There are five methods most commonly used as methods of pain relief used on labor and delivery. These include epidural, spinal and local anesthesia, IV sedation, and general anesthesia. Today we will discuss spinal anesthesia.
What is Spinal Anesthesia?
Anatomically, the path between the skin of the back and the spinal cord crosses skin, subcutaneous tissue, cartilage that separates the discs, ligament, and the dura (the sheath that houses the spinal fluid and spinal cord). Spinal anesthesia involves injecting medications beyond the dura to allow mixing with the spinal fluid at a level below which the spinal cord ends.
Spinal anesthesia is similar to an epidural, but its effects are felt faster since it is administered into the spinal canal. We use spinal anesthesia for the majority of our scheduled cesareans, due to the rapid onset of pain relief, as well as the short action (3-4 hours) of the medications. It involves a single injection, and no catheter is needed.
For cesarean patients, a second medication is included in the spinal anesthesia; a milder longer-acting (18-24 hours) medication then reduces the need for pain medications in the first several hours after the surgery.
The History of Spinal Anesthesia
Spinal methods were initially used in the late 1800s, with cocaine as the only choice of medication, but became unpopular due to the toxicity of this medication. As safer medications were developed, spinal anesthesia became more and more popular. Due to its inhibition of movement, it was largely replaced by epidural for laboring patients.
Who Can Receive Spinal Anesthesia?
Women who undergo cesareans commonly receive spinal anesthesia. However, those with abnormally low blood pressure, a bleeding disorder, or a blood or skin infection, or those who have had a previous allergic reaction to local anesthetics should not receive this form of anesthesia.
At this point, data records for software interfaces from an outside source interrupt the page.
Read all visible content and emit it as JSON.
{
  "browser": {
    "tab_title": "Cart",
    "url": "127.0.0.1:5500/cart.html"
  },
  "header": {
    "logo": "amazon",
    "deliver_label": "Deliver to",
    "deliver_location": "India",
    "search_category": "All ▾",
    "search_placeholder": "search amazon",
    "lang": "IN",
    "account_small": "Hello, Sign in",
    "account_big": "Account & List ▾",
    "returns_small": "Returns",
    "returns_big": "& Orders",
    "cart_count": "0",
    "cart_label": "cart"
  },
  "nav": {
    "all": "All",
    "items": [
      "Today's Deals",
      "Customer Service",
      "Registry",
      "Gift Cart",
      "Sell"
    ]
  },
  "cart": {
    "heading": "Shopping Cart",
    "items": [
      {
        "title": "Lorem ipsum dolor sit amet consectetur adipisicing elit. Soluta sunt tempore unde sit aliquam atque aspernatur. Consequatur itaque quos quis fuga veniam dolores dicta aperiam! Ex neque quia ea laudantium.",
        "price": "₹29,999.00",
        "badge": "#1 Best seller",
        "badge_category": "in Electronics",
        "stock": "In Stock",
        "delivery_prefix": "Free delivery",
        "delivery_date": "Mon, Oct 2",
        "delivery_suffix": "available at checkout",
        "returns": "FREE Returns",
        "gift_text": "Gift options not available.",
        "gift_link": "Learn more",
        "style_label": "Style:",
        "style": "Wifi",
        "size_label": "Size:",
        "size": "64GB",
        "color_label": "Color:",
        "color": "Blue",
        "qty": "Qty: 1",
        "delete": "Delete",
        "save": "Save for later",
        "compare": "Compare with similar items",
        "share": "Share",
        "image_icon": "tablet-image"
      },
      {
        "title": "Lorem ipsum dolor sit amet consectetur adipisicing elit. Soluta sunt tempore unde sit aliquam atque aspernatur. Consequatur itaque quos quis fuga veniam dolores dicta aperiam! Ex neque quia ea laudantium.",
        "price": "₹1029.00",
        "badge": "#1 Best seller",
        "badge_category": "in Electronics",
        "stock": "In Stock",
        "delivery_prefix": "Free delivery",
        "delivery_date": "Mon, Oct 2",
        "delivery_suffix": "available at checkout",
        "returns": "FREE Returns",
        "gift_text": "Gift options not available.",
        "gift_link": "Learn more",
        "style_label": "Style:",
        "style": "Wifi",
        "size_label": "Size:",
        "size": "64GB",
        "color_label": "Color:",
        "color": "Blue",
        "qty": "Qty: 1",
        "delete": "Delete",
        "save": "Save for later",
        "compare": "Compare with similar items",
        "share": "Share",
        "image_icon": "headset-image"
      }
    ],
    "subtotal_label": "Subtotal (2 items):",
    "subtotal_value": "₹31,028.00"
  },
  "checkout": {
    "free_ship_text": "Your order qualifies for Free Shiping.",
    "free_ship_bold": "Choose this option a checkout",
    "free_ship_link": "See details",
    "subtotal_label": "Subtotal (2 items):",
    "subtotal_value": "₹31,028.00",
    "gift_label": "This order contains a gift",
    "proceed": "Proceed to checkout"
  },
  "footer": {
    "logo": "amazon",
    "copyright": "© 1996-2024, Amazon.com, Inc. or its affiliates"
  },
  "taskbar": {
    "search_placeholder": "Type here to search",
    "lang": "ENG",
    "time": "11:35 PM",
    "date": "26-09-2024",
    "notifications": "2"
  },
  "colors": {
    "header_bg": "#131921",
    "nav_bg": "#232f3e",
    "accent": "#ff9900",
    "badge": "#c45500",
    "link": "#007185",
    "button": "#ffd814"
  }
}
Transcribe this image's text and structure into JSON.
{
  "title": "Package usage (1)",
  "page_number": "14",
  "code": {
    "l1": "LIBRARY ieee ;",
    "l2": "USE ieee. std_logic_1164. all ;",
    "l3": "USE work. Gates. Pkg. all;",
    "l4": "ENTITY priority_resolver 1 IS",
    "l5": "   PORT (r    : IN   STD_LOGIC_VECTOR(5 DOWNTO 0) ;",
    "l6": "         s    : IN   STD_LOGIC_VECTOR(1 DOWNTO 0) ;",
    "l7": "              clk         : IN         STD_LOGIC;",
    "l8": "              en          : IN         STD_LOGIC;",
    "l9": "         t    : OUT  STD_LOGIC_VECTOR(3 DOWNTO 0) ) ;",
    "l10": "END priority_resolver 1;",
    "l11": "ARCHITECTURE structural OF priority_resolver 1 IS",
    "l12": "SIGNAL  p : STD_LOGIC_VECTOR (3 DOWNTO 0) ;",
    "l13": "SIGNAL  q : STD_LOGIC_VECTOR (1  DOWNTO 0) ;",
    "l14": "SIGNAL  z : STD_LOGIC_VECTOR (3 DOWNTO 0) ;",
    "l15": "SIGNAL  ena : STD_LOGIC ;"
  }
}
Maternal Fetal Medicine blogs are intended for educational purposes only and do not replace certified professional care. Medical conditions vary and change frequently. Please ask your doctor any questions you may have regarding your condition to receive a proper diagnosis or risk analysis. Thank you!